decide whether or not it is admissible under the Optional Protocol
to the Covenant.
6.2 The Committee
observes that the considerations for declaring a communication admissible
include, inter alia, that the claims submitted are sufficiently
substantiated and do not constitute an abuse of the right of submission.
Concerning the author's claim that his trial was unfair because it
took place many years after the offence and because he was tried on
a charge of indecent assault at a time when a rape charge was time
barred, the Committee notes that it appears from the trial transcript
that the judge instructed the jury to acquit Mr. Potter on the rape
charges for reasons of law. In this connection it also notes that
the charges relate to a series of events extending over a long period
of time up to a recent date (1978 to 1992). The Committee therefore
considers that the author's claim is not substantiated. As to the
claim that the trial was unfair because of substantial pre-trial publicity,
this matter could have been raised before the trial judge; failure
to do so implies that the requirements of article 5, paragraph 2 (b),
of the Optional Protocol have not been met. With regard to the remaining
allegations of unfair trial, in particular that witnesses had been
influenced by compensation received from a Government agency, this
issue should similarily have been raised before the appellate courts.
The author's failure to do so means that domestic remedies have not
been exhausted in this respect either.
6.3 As to
allegations of ill-treatment in prison, the Committee does not accept
the State party's argument that it is not competent to examine the
conditions of detention of an individual, if these are referenced
in relation to the United Nations Standard Minimum Rules for the Treatment
of Prisoners, since these constitute valuable guidelines for the interpretation
of the Covenant. However, it transpires from the file that no complaint
in respect of ill-treatment was ever filed by the author, either before
the New Zealand judicial authorities or with the Ombudsman. For the
purpose of article 5, paragraph 2 (b), of the Optional Protocol, an
applicant must resort to all judicial or administrative avenues that
offer him a reasonable prospect of redress. In this respect, therefore,
the requirements of article 5, paragraph 2 (b), of the Optional Protocol
have not been met.
regard to the author's allegation of discrimination by the Parole
Board, the Committee notes the State party's argument that even though
the author wrote to the Court Registrar enquiring into the possibility
of a review of the Parole Board's decision, no formal review was ever
initiated. The same considerations as under paragraph 6.3 above therefore
7. The Committee
the communication is inadmissible under articles 2 and 5, paragraph
2 (b), of the Optional protocol;
this decision shall be communicated to the State party and to the
author of the communication.
the State party's submission it appears that the author was convicted

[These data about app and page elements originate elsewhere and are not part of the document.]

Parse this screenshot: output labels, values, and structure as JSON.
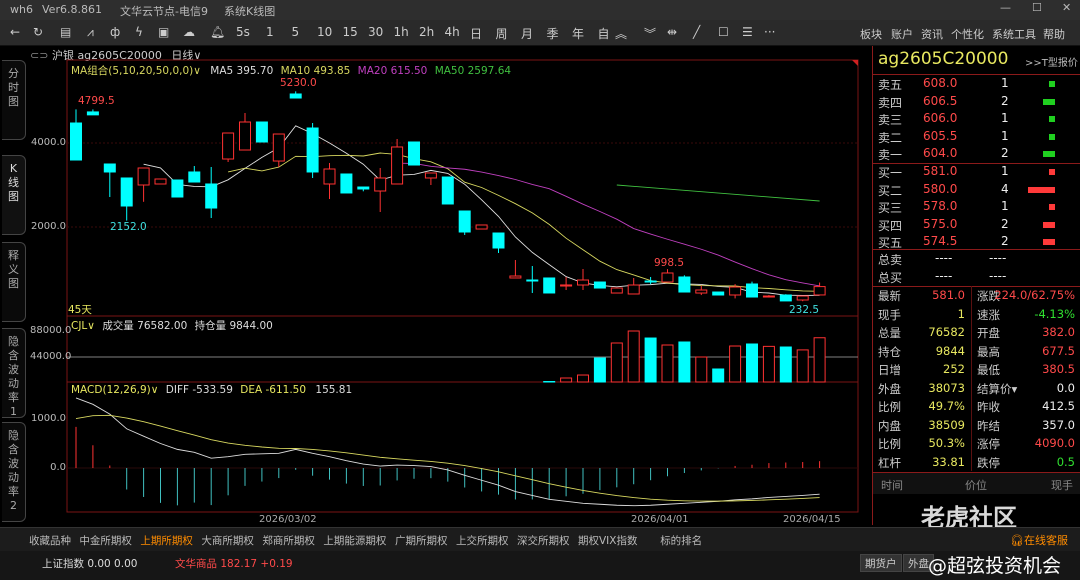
{
  "window": {
    "app": "wh6",
    "version": "Ver6.8.861",
    "node": "文华云节点-电信9",
    "view": "系统K线图"
  },
  "toolbar": {
    "periods": [
      "5s",
      "1",
      "5",
      "10",
      "15",
      "30",
      "1h",
      "2h",
      "4h",
      "日",
      "周",
      "月",
      "季",
      "年",
      "自"
    ],
    "menus": [
      "板块",
      "账户",
      "资讯",
      "个性化",
      "系统工具",
      "帮助"
    ]
  },
  "header": {
    "exchange": "沪银",
    "symbol": "ag2605C20000",
    "period": "日线∨"
  },
  "left_tabs": [
    "分时图",
    "K线图",
    "释义图",
    "隐含波动率1",
    "隐含波动率2"
  ],
  "ma_legend": {
    "label": "MA组合(5,10,20,50,0,0)∨",
    "ma5": "MA5 395.70",
    "ma10": "MA10 493.85",
    "ma20": "MA20 615.50",
    "ma50": "MA50 2597.64"
  },
  "annotations": {
    "high1": "4799.5",
    "low1": "2152.0",
    "high2": "5230.0",
    "high3": "998.5",
    "low2": "232.5",
    "days": "45天"
  },
  "axis": {
    "p4000": "4000.0",
    "p2000": "2000.0",
    "v88000": "88000.0",
    "v44000": "44000.0",
    "m1000": "1000.0",
    "m0": "0.0"
  },
  "volume_legend": {
    "label": "CJL∨",
    "vol": "成交量 76582.00",
    "oi": "持仓量 9844.00"
  },
  "macd_legend": {
    "label": "MACD(12,26,9)∨",
    "diff": "DIFF -533.59",
    "dea": "DEA -611.50",
    "macd": "155.81"
  },
  "dates": [
    "2026/03/02",
    "2026/04/01",
    "2026/04/15"
  ],
  "colors": {
    "up": "#ff3232",
    "down": "#00ffff",
    "ma5": "#e0e0e0",
    "ma10": "#d8d860",
    "ma20": "#c040c0",
    "ma50": "#40c040"
  },
  "candles": [
    [
      4476,
      4799.5,
      4476,
      3595
    ],
    [
      4740,
      4799.5,
      4670,
      4670
    ],
    [
      3500,
      3500,
      2714,
      3310
    ],
    [
      3167,
      3167,
      2152,
      2500
    ],
    [
      3000,
      3405,
      2600,
      3405
    ],
    [
      3024,
      3143,
      3024,
      3143
    ],
    [
      3119,
      3119,
      2714,
      2714
    ],
    [
      3310,
      3452,
      3071,
      3071
    ],
    [
      3024,
      3429,
      2214,
      2452
    ],
    [
      3619,
      4238,
      3548,
      4238
    ],
    [
      3833,
      4714,
      3833,
      4500
    ],
    [
      4500,
      4500,
      4024,
      4024
    ],
    [
      3571,
      4214,
      3429,
      4214
    ],
    [
      5167,
      5230,
      5071,
      5071
    ],
    [
      4357,
      4476,
      3167,
      3310
    ],
    [
      3024,
      3524,
      2667,
      3381
    ],
    [
      3262,
      3262,
      2810,
      2810
    ],
    [
      2952,
      2952,
      2850,
      2905
    ],
    [
      2857,
      3405,
      2357,
      3167
    ],
    [
      3024,
      4095,
      3024,
      3905
    ],
    [
      4024,
      4024,
      3476,
      3476
    ],
    [
      3167,
      3286,
      3000,
      3286
    ],
    [
      3190,
      3190,
      2548,
      2548
    ],
    [
      2381,
      2381,
      1810,
      1881
    ],
    [
      1952,
      2048,
      1952,
      2048
    ],
    [
      1857,
      1857,
      1381,
      1500
    ],
    [
      786,
      1214,
      786,
      833
    ],
    [
      738,
      1071,
      429,
      714
    ],
    [
      786,
      786,
      429,
      429
    ],
    [
      595,
      810,
      500,
      620
    ],
    [
      619,
      1000,
      500,
      738
    ],
    [
      690,
      690,
      547,
      547
    ],
    [
      428,
      547,
      428,
      547
    ],
    [
      405,
      786,
      405,
      619
    ],
    [
      714,
      810,
      640,
      690
    ],
    [
      690,
      998.5,
      690,
      905
    ],
    [
      810,
      850,
      452,
      452
    ],
    [
      428,
      600,
      380,
      500
    ],
    [
      452,
      452,
      381,
      381
    ],
    [
      381,
      640,
      300,
      571
    ],
    [
      643,
      700,
      333,
      333
    ],
    [
      333,
      380,
      320,
      357
    ],
    [
      381,
      400,
      240,
      240
    ],
    [
      262,
      357,
      232.5,
      357
    ],
    [
      382,
      677.5,
      380.5,
      581
    ]
  ],
  "ma50_segment": [
    3000,
    2619
  ],
  "volumes": [
    0,
    0,
    0,
    0,
    0,
    0,
    0,
    0,
    0,
    0,
    0,
    0,
    0,
    0,
    0,
    0,
    0,
    0,
    0,
    0,
    0,
    0,
    0,
    200,
    300,
    500,
    800,
    1500,
    2500,
    8460,
    13500,
    42300,
    67700,
    88000,
    76100,
    64300,
    69400,
    44000,
    23700,
    62600,
    66000,
    62000,
    60900,
    56000,
    76582
  ],
  "open_interest": 44000,
  "diff": [
    1430,
    1300,
    1100,
    800,
    650,
    500,
    380,
    320,
    200,
    230,
    280,
    290,
    300,
    380,
    300,
    230,
    150,
    80,
    40,
    60,
    50,
    30,
    -40,
    -150,
    -250,
    -350,
    -480,
    -560,
    -640,
    -680,
    -720,
    -740,
    -760,
    -770,
    -760,
    -740,
    -720,
    -700,
    -680,
    -650,
    -630,
    -600,
    -580,
    -560,
    -533.59
  ],
  "panel": {
    "title": "ag2605C20000",
    "t_quote": ">>T型报价",
    "asks": [
      {
        "label": "卖五",
        "price": "608.0",
        "qty": "1"
      },
      {
        "label": "卖四",
        "price": "606.5",
        "qty": "2"
      },
      {
        "label": "卖三",
        "price": "606.0",
        "qty": "1"
      },
      {
        "label": "卖二",
        "price": "605.5",
        "qty": "1"
      },
      {
        "label": "卖一",
        "price": "604.0",
        "qty": "2"
      }
    ],
    "bids": [
      {
        "label": "买一",
        "price": "581.0",
        "qty": "1"
      },
      {
        "label": "买二",
        "price": "580.0",
        "qty": "4"
      },
      {
        "label": "买三",
        "price": "578.0",
        "qty": "1"
      },
      {
        "label": "买四",
        "price": "575.0",
        "qty": "2"
      },
      {
        "label": "买五",
        "price": "574.5",
        "qty": "2"
      }
    ],
    "totals": [
      {
        "label": "总卖",
        "a": "----",
        "b": "----"
      },
      {
        "label": "总买",
        "a": "----",
        "b": "----"
      }
    ],
    "stats": [
      {
        "l1": "最新",
        "v1": "581.0",
        "c1": "red",
        "l2": "涨跌",
        "v2": "224.0/62.75%",
        "c2": "red"
      },
      {
        "l1": "现手",
        "v1": "1",
        "c1": "yel",
        "l2": "速涨",
        "v2": "-4.13%",
        "c2": "grn"
      },
      {
        "l1": "总量",
        "v1": "76582",
        "c1": "yel",
        "l2": "开盘",
        "v2": "382.0",
        "c2": "red"
      },
      {
        "l1": "持仓",
        "v1": "9844",
        "c1": "yel",
        "l2": "最高",
        "v2": "677.5",
        "c2": "red"
      },
      {
        "l1": "日增",
        "v1": "252",
        "c1": "yel",
        "l2": "最低",
        "v2": "380.5",
        "c2": "red"
      },
      {
        "l1": "外盘",
        "v1": "38073",
        "c1": "yel",
        "l2": "结算价▾",
        "v2": "0.0",
        "c2": "wht"
      },
      {
        "l1": "比例",
        "v1": "49.7%",
        "c1": "yel",
        "l2": "昨收",
        "v2": "412.5",
        "c2": "wht"
      },
      {
        "l1": "内盘",
        "v1": "38509",
        "c1": "yel",
        "l2": "昨结",
        "v2": "357.0",
        "c2": "wht"
      },
      {
        "l1": "比例",
        "v1": "50.3%",
        "c1": "yel",
        "l2": "涨停",
        "v2": "4090.0",
        "c2": "red"
      },
      {
        "l1": "杠杆",
        "v1": "33.81",
        "c1": "yel",
        "l2": "跌停",
        "v2": "0.5",
        "c2": "grn"
      }
    ],
    "trade_headers": [
      "时间",
      "价位",
      "现手"
    ]
  },
  "bottom_tabs": [
    "收藏品种",
    "中金所期权",
    "上期所期权",
    "大商所期权",
    "郑商所期权",
    "上期能源期权",
    "广期所期权",
    "上交所期权",
    "深交所期权",
    "期权VIX指数",
    "标的排名"
  ],
  "active_bottom_tab": 2,
  "service": "在线客服",
  "status": {
    "index": "上证指数 0.00 0.00",
    "commodity": "文华商品 182.17 +0.19",
    "btn1": "期货户",
    "btn2": "外盘"
  },
  "watermark": {
    "brand": "老虎社区",
    "handle": "@超弦投资机会"
  }
}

and sentenced a second time, on 27 November 1992, to 7 ½ years of
imprisonment for indecent assault on minors; a third time, on 28 January

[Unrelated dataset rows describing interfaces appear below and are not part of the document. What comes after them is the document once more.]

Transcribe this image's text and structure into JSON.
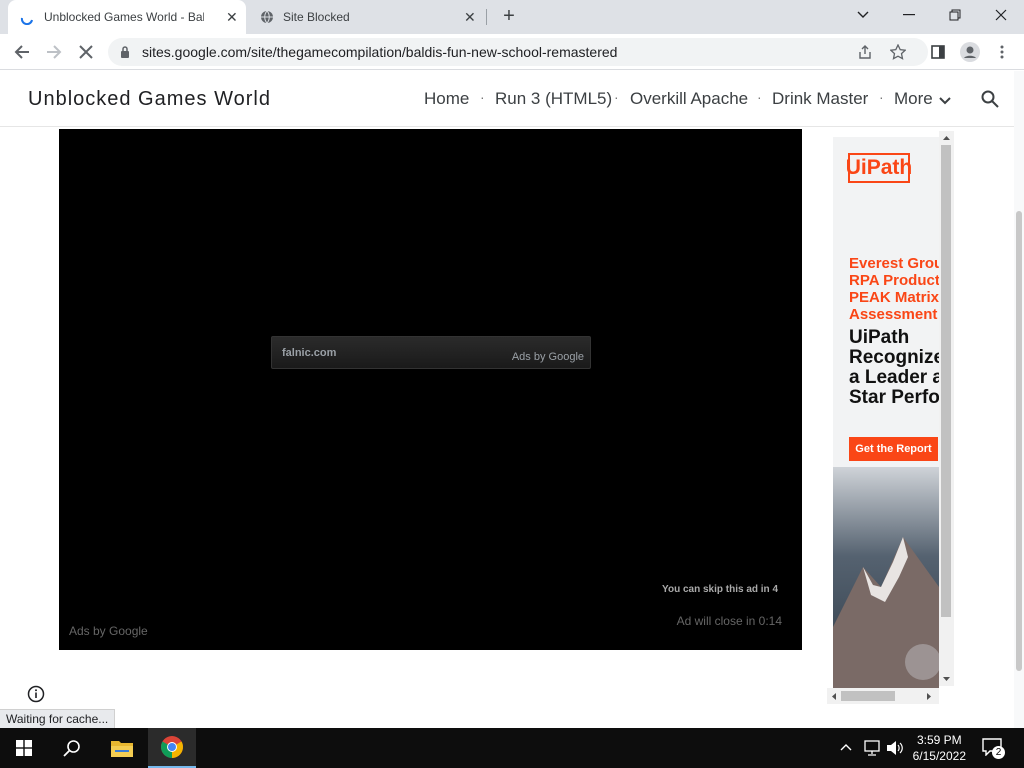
{
  "browser": {
    "tabs": [
      {
        "title": "Unblocked Games World - Baldi's",
        "active": true
      },
      {
        "title": "Site Blocked",
        "active": false
      }
    ],
    "url": "sites.google.com/site/thegamecompilation/baldis-fun-new-school-remastered",
    "status": "Waiting for cache..."
  },
  "site": {
    "title": "Unblocked Games World",
    "nav": [
      "Home",
      "Run 3 (HTML5)",
      "Overkill Apache",
      "Drink Master",
      "More"
    ]
  },
  "player_ad": {
    "domain": "falnic.com",
    "ads_label": "Ads by Google",
    "skip_text": "You can skip this ad in 4",
    "close_text": "Ad will close in 0:14",
    "footer_label": "Ads by Google"
  },
  "banner_ad": {
    "brand": "UiPath",
    "headline_lines": [
      "Everest Grou",
      "RPA Product",
      "PEAK Matrix",
      "Assessment"
    ],
    "subhead_lines": [
      "UiPath",
      "Recognize",
      "a Leader ar",
      "Star Perfor"
    ],
    "cta": "Get the Report",
    "accent_color": "#fa4616"
  },
  "taskbar": {
    "time": "3:59 PM",
    "date": "6/15/2022",
    "notification_count": "2"
  }
}
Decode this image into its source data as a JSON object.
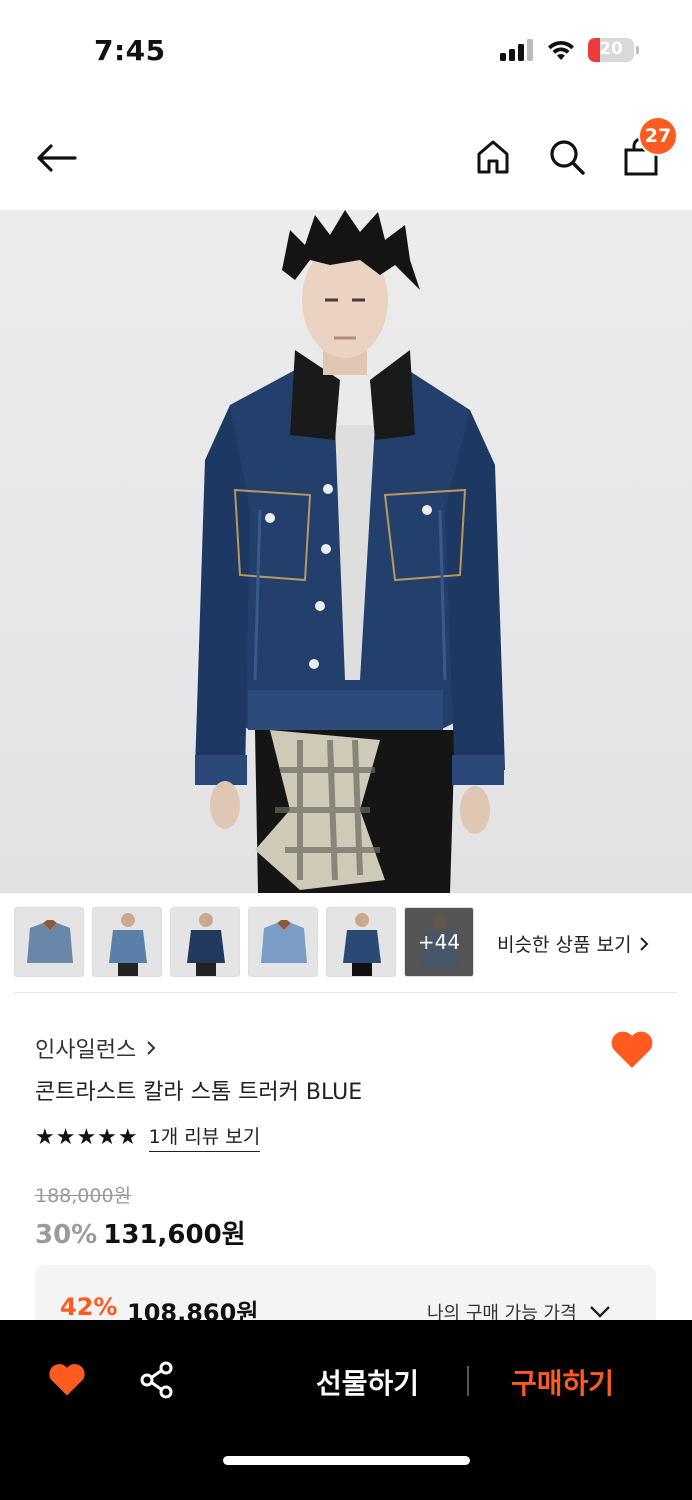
{
  "status_bar": {
    "time": "7:45",
    "battery": "20"
  },
  "header": {
    "cart_count": "27"
  },
  "thumbnails": {
    "more_label": "+44",
    "similar_label": "비슷한 상품 보기"
  },
  "product": {
    "brand": "인사일런스",
    "title": "콘트라스트 칼라 스톰 트러커 BLUE",
    "stars": "★★★★★",
    "review_link": "1개 리뷰 보기",
    "original_price": "188,000원",
    "discount": "30%",
    "price": "131,600원",
    "my_discount": "42%",
    "my_price": "108,860원",
    "my_price_label": "나의 구매 가능 가격"
  },
  "bottom_bar": {
    "gift_label": "선물하기",
    "buy_label": "구매하기"
  },
  "colors": {
    "accent": "#ff5a1f",
    "denim": "#1f3c6b"
  }
}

1994, to 2 years' imprisonment for drug related offences and a fourth
time, on 8 February 1994, to 4 months' imprisonment for perjury. .
* The following
members of the Committee participated in the examination of the communication:
Mr. Nisuke Ando, Mr. Prafullachandra N. Bhagwati, Ms. Christine Chanet,
Lord Colville, Ms. Elizabeth Evatt, Ms. Pilar Gaitan de Pombo, Mr.
Eckart Klein, Mr. David Kretzmer, Ms. Cecilia Medina Quiroga, Mr.
Fausto Pocar, Mr. Martin Scheinin, Mr. Danilo Türk and Mr. Maxwell
in English, French and Spanish, the English text being the original
version. Subsequently to be issued also in arabic, Chinese and Russian
as part of the Committee's annual report to the General Assembly.]